Roland Perry is one of Australia's best known authors. He has written 26 books, many of them going on to become bestsellers, including Bradman's Invincibles, The Changi Brownlow, The Australian Light Horse and Monash: The Outsider Who Won a War.
Who is your favourite author?
Alan Moorehead. He was a war correspondent with a brilliant touch, sense of history and a lyrical style. He understood character and narrative. For me, his best books were African Trilogy and The Traitors.
Where was your most memorable holiday?
That's a toss-up between two holidays spent on Greek Islands' Aegina and Spetses in 1977 and 1978 when I was writing my first book Program for a Puppet.
Do you have any hot writing tips for beginners?
Be driven by two things: character and narrative; build a modest home first, don't try to create a mansion; don't show the manuscript to friends, the only reader that counts is the publisher; most professionals through history take four books to find a voice.
If you could replay a moment of your life over and over again, what would it be?
A toss-up between a human moment: the birth of my son, and professional one: the birth of my career, when a UK publisher told me he wanted to publish my book. After a score of rejections I finally received a nod. 33 years and 29 books later it proved to be so.

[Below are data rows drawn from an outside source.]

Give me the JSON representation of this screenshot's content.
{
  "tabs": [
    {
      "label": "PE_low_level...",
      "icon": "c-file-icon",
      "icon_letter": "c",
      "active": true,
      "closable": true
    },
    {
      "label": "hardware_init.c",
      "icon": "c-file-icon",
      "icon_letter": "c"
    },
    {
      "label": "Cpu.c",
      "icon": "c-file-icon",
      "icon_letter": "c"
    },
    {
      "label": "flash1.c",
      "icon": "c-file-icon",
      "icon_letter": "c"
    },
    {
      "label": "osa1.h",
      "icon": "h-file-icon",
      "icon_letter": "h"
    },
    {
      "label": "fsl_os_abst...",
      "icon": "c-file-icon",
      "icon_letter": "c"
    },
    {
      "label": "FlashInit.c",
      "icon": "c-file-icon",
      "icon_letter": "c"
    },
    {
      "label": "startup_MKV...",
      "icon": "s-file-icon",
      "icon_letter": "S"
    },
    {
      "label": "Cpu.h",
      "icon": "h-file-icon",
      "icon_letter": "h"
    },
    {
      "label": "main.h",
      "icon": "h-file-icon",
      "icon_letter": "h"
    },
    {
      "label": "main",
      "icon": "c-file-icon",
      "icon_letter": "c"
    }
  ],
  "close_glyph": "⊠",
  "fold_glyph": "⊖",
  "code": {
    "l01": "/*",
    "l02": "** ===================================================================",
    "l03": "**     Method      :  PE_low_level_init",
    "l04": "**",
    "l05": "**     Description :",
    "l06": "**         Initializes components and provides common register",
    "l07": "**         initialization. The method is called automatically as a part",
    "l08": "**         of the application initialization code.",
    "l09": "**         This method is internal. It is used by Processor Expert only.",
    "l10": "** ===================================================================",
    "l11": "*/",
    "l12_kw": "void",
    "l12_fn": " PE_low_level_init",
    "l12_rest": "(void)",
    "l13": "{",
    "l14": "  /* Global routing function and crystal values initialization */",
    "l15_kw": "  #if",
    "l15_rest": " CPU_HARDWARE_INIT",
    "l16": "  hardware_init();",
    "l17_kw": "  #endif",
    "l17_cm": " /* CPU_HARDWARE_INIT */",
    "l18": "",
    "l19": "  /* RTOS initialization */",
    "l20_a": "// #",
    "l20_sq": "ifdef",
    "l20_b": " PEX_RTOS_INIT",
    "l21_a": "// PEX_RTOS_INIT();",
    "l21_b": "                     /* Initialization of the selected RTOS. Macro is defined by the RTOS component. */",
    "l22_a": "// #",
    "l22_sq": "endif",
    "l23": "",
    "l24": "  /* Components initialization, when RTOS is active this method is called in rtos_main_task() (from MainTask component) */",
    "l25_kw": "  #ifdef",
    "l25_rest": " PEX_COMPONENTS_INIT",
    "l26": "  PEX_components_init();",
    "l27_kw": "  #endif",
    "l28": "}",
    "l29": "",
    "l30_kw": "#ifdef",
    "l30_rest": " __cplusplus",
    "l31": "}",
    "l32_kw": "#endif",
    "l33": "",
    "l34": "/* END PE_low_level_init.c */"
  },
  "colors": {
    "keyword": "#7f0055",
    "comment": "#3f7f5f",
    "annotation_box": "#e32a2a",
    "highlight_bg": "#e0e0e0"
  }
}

What was the best thing about writing Bill the Bastard?
The research and coming to the realisation that without question I was writing about the greatest war horse of all wars in the last 200 years. The material was so amazing, that it nearly adhered to that hoary old cliché: it wrote itself.
Want to know more about Bill the Bastard?
Bill the Bastard is an epic yarn based on the true story of a great Australian war horse who rode with bravery and valour at Gallipoli, the desert campaigns of Egypt, and Palestine.
Bill was massive. He had power, intelligence and unmatched courage. In performance and character he stood above all the other 200,000 Australian horses sent to the Middle East in the Great War. But as war horses go he had one serious problem. No one could ride him but one man - Major Michael Shanahan. Some even thought Bill took a sneering pleasure in watching would-be riders hit the dust.
Bill the Bastard is the remarkable tale of a bond between a determined trooper and his stoic but cantankerous mount. They fought together. They depended on each other for their survival. And when the chips were down, Bill's heroic efforts and exceptional instincts in battle saved the lives of Shanahan and four of his men.
By September 1918, 'Bill the Bastard' was known by the entire Light Horse force, who used his name not as an insult, but as a term of endearment. Bill had become a legend, a symbol of the courage and unbreakable will of the Anzac mounted force. There was no other horse like Bill the Bastard.
Information provided by Allen & Unwin Australia